» Problem to work on
Filter these entries so that only lines with the word "مهندس" remain.
• • • • • • •
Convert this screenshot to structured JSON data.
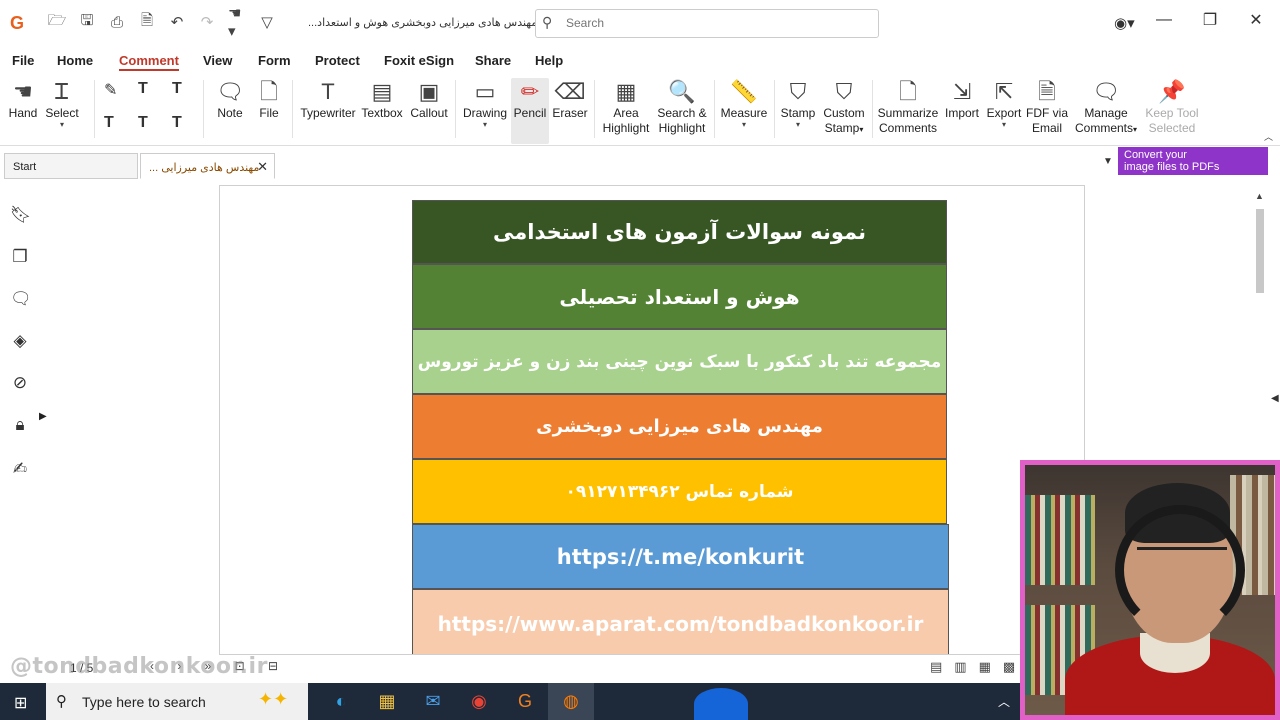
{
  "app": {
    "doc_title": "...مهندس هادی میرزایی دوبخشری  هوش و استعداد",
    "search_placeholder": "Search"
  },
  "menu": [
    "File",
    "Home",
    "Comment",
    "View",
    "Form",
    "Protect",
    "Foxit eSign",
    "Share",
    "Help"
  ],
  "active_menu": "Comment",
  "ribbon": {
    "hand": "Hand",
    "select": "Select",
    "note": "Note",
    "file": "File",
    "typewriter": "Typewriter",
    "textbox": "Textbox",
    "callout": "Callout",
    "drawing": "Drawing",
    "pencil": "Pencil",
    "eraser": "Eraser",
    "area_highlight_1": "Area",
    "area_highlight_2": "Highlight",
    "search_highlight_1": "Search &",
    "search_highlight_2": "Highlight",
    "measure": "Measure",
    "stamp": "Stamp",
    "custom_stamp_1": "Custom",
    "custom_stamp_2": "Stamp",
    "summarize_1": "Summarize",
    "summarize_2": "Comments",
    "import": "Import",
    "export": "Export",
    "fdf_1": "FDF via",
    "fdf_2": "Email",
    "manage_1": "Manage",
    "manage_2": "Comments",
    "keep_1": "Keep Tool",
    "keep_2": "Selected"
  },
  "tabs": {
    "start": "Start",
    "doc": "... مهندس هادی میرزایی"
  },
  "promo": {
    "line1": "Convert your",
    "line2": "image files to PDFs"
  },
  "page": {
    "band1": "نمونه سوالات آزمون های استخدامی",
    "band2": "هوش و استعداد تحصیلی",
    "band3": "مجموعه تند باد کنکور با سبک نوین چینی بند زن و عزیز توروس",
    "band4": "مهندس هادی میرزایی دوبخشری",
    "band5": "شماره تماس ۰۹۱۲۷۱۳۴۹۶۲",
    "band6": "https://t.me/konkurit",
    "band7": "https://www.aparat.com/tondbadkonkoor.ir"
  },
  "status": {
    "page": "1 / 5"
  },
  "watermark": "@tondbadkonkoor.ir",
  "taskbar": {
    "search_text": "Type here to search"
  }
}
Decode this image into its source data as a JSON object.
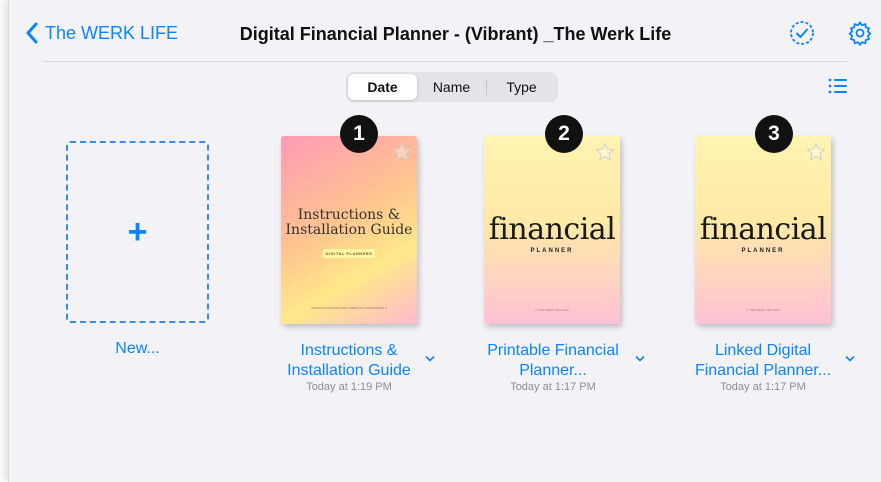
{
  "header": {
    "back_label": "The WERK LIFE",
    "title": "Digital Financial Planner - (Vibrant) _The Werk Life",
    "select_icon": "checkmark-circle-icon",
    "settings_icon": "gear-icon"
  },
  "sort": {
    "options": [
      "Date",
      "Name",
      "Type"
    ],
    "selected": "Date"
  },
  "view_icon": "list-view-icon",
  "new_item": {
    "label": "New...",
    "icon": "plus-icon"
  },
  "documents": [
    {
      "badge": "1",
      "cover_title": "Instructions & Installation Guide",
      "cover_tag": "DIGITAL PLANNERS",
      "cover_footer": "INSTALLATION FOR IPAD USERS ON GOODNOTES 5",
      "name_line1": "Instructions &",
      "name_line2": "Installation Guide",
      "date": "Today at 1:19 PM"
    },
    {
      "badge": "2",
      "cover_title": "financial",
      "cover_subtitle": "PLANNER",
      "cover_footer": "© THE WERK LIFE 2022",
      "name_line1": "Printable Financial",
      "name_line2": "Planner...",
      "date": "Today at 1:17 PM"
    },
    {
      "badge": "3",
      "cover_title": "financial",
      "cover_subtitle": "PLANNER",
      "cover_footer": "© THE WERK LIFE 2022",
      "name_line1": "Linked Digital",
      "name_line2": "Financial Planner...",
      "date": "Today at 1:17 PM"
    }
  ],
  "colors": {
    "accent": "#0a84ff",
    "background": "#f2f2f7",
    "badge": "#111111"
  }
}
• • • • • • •
» Answer space
    "doc_title": "...مهندس هادی میرزایی دوبخشری  هوش و استعداد",
    "doc": "... مهندس هادی میرزایی"
    "band4": "مهندس هادی میرزایی دوبخشری",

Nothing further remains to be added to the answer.